• **Task description**:
This exercise calls for all the entries that follow to be set down exactly, without their images.

[Website and app data records]
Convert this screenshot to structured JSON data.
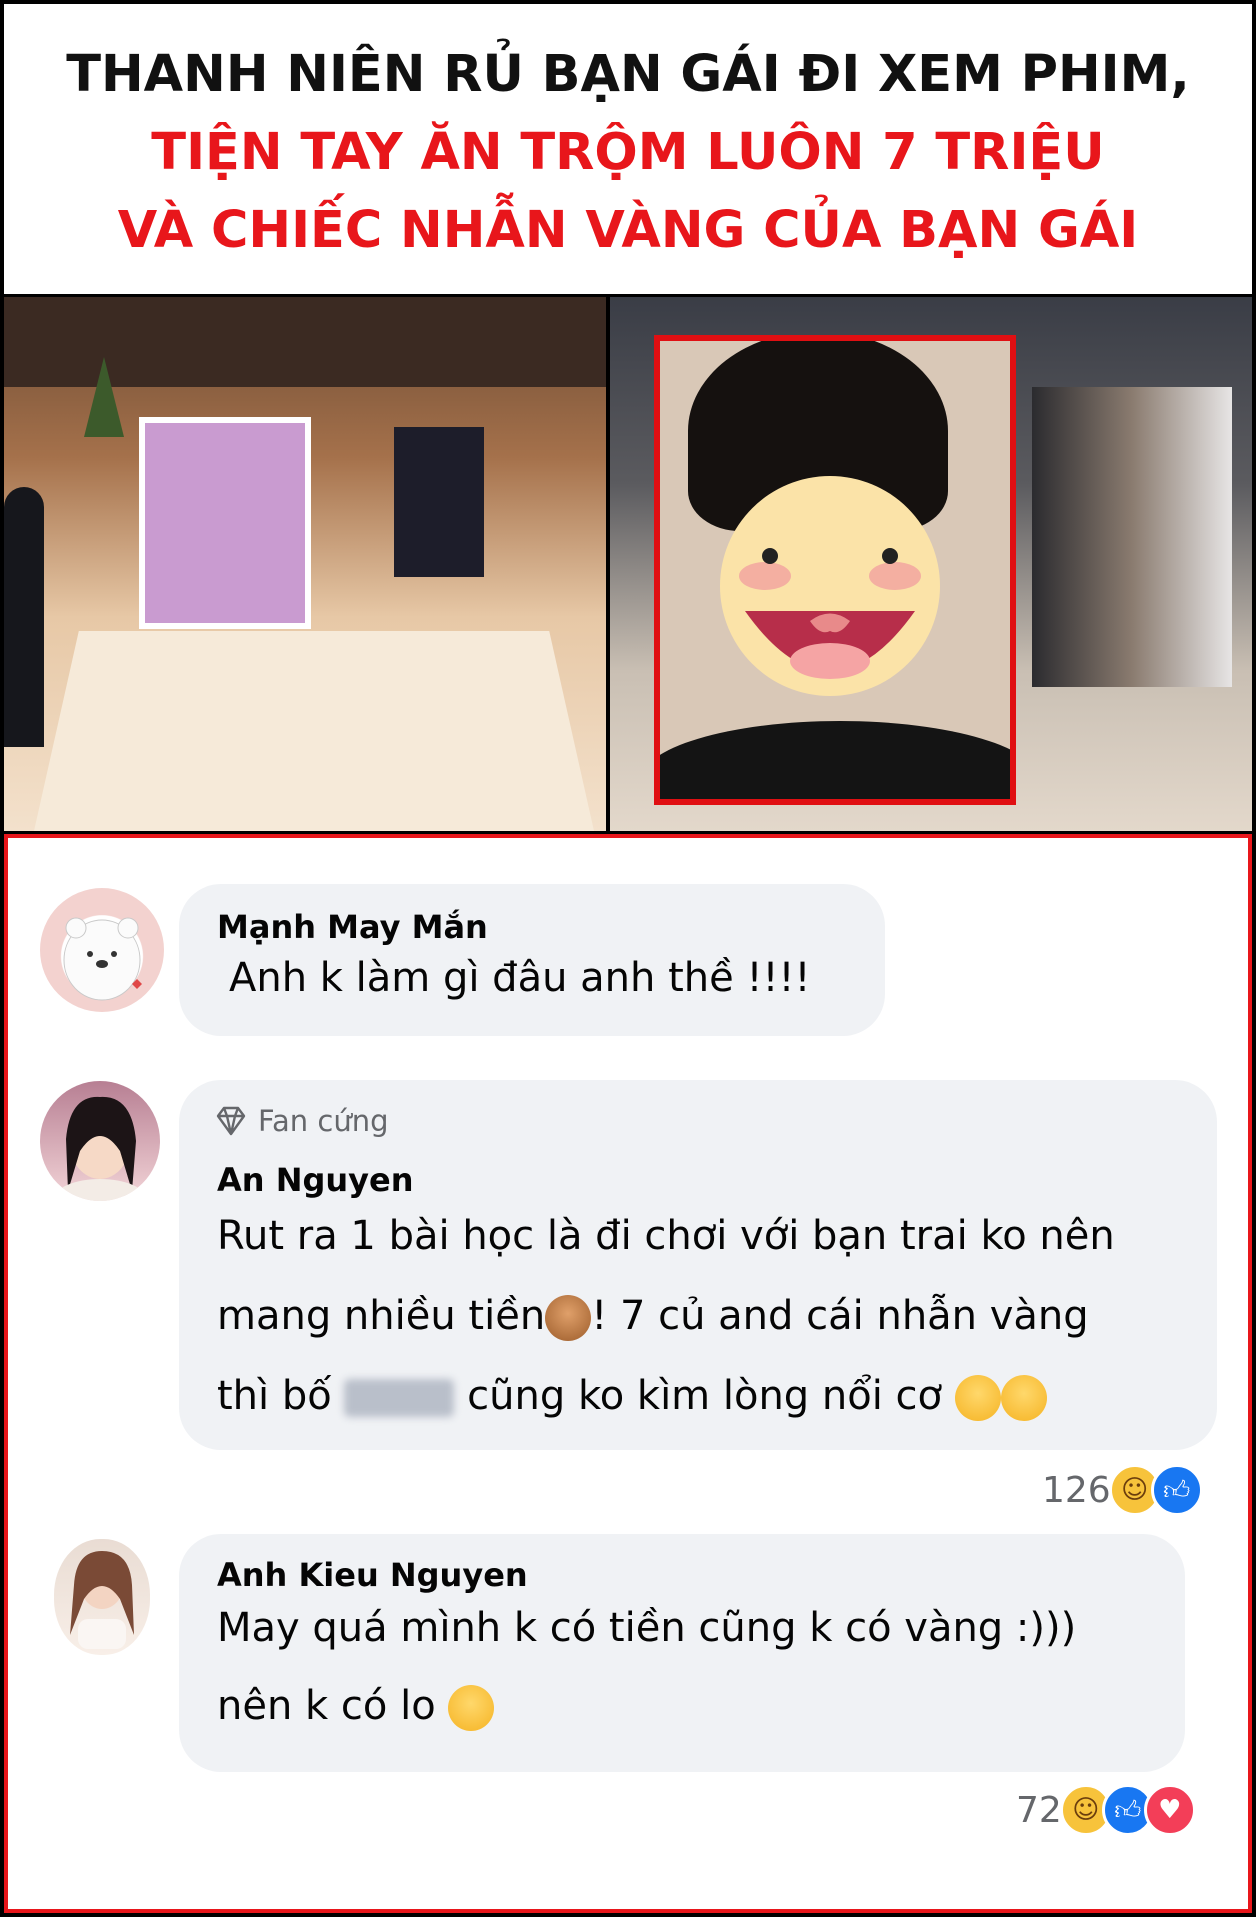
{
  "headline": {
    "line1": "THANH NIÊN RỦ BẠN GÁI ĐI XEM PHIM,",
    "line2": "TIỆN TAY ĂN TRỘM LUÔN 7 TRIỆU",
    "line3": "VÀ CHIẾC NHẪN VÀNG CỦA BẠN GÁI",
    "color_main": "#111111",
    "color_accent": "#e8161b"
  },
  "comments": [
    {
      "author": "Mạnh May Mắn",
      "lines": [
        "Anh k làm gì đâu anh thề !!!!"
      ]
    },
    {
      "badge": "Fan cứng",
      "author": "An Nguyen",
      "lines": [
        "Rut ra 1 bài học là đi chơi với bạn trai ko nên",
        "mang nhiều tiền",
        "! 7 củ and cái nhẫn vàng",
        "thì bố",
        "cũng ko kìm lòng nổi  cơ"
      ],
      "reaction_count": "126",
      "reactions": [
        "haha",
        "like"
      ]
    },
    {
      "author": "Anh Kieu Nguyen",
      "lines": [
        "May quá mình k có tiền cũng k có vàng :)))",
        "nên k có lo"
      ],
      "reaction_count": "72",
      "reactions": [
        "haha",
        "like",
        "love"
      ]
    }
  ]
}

• **Answer to this problem**:
Convert this screenshot to structured JSON data.
{
  "headline": {
    "line1": "THANH NIÊN RỦ BẠN GÁI ĐI XEM PHIM,",
    "line2": "TIỆN TAY ĂN TRỘM LUÔN 7 TRIỆU",
    "line3": "VÀ CHIẾC NHẪN VÀNG CỦA BẠN GÁI",
    "color_main": "#111111",
    "color_accent": "#e8161b"
  },
  "comments": [
    {
      "author": "Mạnh May Mắn",
      "lines": [
        "Anh k làm gì đâu anh thề !!!!"
      ]
    },
    {
      "badge": "Fan cứng",
      "author": "An Nguyen",
      "lines": [
        "Rut ra 1 bài học là đi chơi với bạn trai ko nên",
        "mang nhiều tiền",
        "! 7 củ and cái nhẫn vàng",
        "thì bố",
        "cũng ko kìm lòng nổi  cơ"
      ],
      "reaction_count": "126",
      "reactions": [
        "haha",
        "like"
      ]
    },
    {
      "author": "Anh Kieu Nguyen",
      "lines": [
        "May quá mình k có tiền cũng k có vàng :)))",
        "nên k có lo"
      ],
      "reaction_count": "72",
      "reactions": [
        "haha",
        "like",
        "love"
      ]
    }
  ]
}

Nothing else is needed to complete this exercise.